_About this exercise_. Where the records contain images, omit them, and repeat everything else word for word.

_Data for this exercise_.
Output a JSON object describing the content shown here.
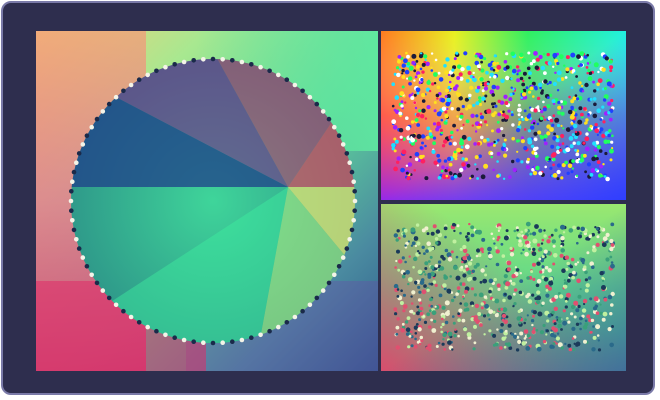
{
  "gallery": {
    "panels": [
      {
        "id": "domain-coloring-circle",
        "description_icon": "circle-zeros-plot"
      },
      {
        "id": "domain-coloring-rainbow-field",
        "description_icon": "rainbow-zeros-plot"
      },
      {
        "id": "domain-coloring-green-field",
        "description_icon": "green-zeros-plot"
      }
    ]
  },
  "colors": {
    "frame_bg": "#2e2e4e",
    "frame_border": "#7a7aa8"
  }
}
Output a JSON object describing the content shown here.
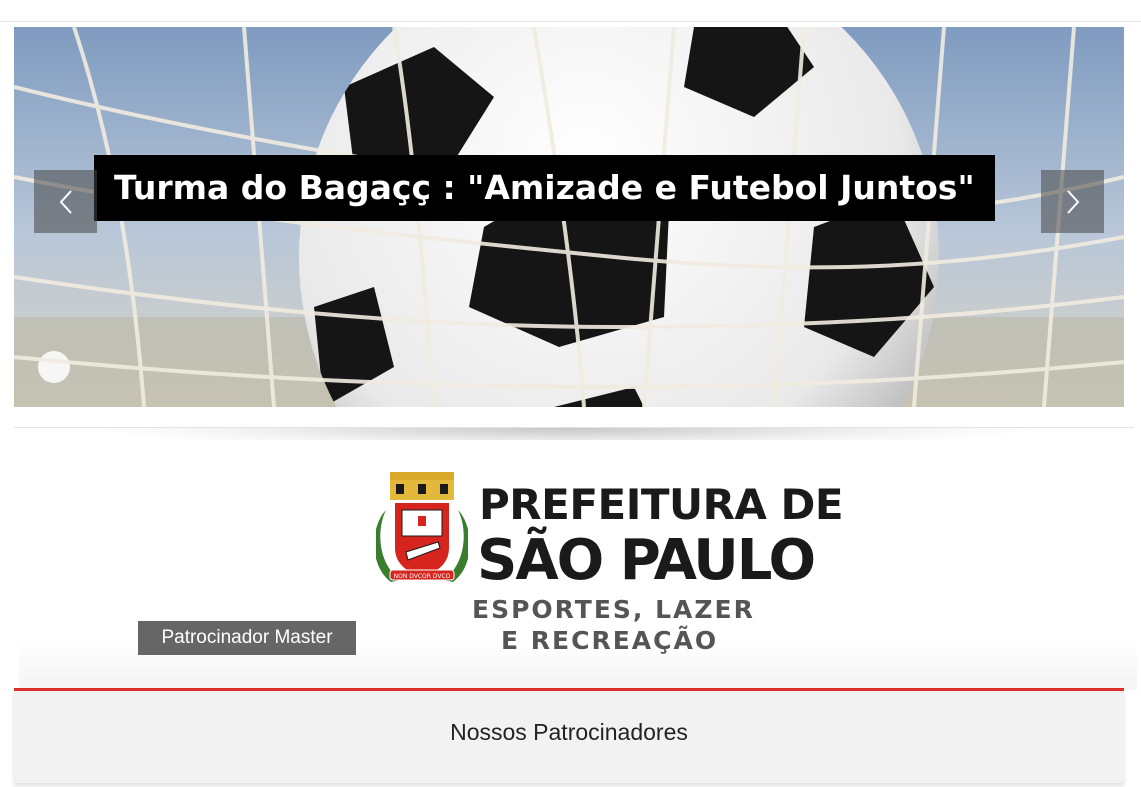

_Reply_.
Output a JSON object describing the content shown here.
{
  "gallery": {
    "panels": [
      {
        "id": "domain-coloring-circle",
        "description_icon": "circle-zeros-plot"
      },
      {
        "id": "domain-coloring-rainbow-field",
        "description_icon": "rainbow-zeros-plot"
      },
      {
        "id": "domain-coloring-green-field",
        "description_icon": "green-zeros-plot"
      }
    ]
  },
  "colors": {
    "frame_bg": "#2e2e4e",
    "frame_border": "#7a7aa8"
  }
}
Output a JSON object describing the content shown here.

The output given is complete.